Your reply should hold only the lines from the records below where "Check" occurs.

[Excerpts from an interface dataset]

* * * * * * *

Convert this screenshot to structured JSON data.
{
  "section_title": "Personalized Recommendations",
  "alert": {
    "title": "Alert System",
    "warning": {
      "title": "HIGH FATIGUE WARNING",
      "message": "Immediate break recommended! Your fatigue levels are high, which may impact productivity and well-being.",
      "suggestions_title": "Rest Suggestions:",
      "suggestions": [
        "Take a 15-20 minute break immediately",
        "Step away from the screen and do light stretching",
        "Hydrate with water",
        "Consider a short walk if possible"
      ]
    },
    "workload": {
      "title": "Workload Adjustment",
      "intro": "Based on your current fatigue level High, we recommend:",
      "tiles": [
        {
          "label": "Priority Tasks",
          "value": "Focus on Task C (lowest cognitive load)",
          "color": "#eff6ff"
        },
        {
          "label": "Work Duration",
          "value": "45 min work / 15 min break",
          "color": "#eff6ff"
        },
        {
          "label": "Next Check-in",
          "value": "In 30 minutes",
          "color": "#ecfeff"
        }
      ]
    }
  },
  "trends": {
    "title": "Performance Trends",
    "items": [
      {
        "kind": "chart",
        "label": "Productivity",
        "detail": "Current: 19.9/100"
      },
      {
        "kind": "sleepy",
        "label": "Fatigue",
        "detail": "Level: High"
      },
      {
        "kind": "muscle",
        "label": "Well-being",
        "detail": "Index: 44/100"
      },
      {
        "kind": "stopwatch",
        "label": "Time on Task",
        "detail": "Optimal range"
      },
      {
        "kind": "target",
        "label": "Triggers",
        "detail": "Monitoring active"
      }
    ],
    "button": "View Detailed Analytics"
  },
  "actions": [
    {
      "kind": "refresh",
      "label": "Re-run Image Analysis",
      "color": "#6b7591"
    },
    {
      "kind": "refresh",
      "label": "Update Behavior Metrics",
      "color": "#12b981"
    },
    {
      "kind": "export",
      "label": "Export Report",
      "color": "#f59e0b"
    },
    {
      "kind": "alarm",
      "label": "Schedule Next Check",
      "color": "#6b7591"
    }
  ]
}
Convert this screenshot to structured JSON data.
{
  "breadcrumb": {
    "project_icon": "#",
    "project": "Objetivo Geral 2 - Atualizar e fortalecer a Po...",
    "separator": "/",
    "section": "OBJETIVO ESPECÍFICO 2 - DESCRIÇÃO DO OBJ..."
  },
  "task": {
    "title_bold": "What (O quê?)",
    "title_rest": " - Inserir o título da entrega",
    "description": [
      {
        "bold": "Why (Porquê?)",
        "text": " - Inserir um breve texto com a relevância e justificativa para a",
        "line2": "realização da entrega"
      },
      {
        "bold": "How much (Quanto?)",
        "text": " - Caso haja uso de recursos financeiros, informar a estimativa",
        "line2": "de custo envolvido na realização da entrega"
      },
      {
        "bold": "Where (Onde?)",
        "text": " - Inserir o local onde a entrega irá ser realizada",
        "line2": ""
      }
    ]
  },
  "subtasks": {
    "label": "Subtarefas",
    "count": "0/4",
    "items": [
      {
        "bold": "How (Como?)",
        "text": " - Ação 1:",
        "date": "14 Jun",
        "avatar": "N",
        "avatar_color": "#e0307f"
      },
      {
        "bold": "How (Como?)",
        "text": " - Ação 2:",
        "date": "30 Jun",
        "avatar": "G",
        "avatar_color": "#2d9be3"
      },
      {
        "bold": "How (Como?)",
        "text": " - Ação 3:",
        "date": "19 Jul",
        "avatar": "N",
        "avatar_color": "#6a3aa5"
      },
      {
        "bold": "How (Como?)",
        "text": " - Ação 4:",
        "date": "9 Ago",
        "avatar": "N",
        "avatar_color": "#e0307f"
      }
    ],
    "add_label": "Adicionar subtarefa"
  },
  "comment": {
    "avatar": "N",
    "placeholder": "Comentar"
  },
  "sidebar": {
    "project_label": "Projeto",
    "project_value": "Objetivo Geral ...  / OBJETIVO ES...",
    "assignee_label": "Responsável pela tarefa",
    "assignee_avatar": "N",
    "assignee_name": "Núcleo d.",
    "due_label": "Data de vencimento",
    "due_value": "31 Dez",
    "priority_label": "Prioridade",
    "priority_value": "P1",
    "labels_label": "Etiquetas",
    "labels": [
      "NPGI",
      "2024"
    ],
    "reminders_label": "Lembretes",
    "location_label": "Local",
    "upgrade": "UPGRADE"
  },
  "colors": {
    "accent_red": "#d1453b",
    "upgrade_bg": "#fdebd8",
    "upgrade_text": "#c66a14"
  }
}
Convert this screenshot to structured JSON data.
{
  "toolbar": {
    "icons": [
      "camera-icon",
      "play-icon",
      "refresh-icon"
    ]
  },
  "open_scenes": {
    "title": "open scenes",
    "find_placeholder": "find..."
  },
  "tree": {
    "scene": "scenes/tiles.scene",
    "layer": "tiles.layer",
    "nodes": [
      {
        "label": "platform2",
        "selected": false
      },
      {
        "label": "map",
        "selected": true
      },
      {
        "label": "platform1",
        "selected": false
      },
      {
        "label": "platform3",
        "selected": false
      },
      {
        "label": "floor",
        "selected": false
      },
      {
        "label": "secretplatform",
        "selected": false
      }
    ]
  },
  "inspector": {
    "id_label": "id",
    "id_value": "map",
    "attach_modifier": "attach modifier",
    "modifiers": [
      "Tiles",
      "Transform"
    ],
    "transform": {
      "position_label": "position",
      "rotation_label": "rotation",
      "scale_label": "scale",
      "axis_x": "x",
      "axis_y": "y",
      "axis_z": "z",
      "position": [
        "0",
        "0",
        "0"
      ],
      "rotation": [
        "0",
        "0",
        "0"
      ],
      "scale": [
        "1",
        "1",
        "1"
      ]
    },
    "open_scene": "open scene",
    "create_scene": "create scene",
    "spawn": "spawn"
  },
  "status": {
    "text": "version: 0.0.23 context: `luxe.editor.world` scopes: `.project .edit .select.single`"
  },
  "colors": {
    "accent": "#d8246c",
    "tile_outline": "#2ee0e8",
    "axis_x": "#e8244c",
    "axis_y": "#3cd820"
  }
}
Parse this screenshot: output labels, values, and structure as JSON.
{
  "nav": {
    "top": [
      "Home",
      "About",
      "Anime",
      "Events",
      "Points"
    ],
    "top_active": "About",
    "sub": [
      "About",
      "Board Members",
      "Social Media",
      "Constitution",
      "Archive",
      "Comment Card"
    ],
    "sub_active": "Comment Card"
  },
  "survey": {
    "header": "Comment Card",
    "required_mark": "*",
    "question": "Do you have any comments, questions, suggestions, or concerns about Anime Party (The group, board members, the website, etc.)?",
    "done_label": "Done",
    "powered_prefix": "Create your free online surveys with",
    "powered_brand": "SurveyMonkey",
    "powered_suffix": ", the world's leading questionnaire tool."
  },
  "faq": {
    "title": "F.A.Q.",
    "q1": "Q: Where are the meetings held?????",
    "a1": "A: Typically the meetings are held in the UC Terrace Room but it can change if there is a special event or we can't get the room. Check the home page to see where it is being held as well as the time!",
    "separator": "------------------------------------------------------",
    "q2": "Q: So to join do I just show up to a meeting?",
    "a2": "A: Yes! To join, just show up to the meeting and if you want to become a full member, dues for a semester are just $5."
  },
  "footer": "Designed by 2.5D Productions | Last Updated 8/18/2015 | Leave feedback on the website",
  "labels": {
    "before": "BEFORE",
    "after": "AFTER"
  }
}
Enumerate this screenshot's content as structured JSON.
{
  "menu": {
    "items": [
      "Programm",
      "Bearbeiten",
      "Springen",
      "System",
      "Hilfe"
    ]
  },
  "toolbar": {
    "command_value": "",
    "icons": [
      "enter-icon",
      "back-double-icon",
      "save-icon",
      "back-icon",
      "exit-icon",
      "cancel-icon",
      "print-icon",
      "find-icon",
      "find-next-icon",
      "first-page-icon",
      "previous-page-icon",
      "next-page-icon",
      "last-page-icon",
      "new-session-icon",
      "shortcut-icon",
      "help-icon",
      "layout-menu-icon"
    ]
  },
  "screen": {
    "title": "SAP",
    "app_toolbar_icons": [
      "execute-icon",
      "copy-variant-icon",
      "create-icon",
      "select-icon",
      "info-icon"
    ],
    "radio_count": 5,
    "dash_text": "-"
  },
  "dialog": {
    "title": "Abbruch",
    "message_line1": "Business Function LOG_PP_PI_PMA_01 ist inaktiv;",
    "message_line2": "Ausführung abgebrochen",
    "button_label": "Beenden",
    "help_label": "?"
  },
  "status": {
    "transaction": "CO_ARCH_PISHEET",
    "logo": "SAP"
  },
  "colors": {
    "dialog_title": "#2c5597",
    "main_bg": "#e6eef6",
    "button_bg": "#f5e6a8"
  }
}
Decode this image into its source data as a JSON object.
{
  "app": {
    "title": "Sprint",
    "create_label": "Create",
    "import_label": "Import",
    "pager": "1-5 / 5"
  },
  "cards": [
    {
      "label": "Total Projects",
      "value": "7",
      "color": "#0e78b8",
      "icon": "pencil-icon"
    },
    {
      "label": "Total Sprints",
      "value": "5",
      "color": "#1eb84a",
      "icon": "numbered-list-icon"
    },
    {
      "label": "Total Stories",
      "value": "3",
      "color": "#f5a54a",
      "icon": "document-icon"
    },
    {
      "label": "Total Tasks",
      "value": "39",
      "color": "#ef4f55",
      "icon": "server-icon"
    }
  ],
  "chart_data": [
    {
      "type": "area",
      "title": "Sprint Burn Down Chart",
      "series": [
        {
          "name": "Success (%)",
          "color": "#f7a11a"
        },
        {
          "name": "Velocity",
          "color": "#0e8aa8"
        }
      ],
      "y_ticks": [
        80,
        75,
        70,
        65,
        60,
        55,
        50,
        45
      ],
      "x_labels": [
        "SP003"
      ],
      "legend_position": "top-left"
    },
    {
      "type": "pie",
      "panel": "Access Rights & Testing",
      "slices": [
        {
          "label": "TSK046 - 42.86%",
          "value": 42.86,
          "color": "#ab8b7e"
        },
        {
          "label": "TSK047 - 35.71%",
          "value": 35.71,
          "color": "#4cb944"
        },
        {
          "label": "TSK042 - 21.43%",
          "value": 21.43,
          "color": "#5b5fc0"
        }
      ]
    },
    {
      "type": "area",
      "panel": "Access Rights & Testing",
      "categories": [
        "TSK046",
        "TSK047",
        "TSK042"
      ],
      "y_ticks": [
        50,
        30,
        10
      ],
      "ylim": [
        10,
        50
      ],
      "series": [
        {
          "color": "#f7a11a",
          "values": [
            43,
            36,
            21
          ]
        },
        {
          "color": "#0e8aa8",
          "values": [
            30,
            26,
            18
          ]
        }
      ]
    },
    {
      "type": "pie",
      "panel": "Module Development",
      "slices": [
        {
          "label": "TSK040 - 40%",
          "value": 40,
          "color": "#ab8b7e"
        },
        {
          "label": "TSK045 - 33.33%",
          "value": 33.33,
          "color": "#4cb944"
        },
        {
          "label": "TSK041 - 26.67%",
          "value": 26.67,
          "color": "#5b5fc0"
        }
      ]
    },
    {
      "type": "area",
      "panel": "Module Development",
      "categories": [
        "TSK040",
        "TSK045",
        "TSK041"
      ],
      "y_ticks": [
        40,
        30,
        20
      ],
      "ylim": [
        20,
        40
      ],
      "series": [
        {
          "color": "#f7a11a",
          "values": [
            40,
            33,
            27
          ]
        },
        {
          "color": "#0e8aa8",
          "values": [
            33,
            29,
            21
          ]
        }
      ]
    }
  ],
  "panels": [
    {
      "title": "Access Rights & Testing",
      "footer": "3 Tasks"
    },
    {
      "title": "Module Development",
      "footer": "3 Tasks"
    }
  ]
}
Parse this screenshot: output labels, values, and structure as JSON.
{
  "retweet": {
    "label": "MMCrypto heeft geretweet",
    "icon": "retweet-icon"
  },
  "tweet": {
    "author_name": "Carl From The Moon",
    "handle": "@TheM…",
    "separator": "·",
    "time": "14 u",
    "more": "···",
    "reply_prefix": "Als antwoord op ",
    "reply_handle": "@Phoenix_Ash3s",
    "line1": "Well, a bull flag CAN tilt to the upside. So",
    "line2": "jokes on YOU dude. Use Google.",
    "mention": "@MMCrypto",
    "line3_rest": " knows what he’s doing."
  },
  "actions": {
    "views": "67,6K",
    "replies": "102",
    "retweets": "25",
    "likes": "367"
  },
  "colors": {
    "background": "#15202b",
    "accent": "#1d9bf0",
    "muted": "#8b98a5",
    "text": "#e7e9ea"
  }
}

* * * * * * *

### WRITTEN SOLUTION
          "label": "Next Check-in",
      "label": "Schedule Next Check",
    "a1": "A: Typically the meetings are held in the UC Terrace Room but it can change if there is a special event or we can't get the room. Check the home page to see where it is being held as well as the time!",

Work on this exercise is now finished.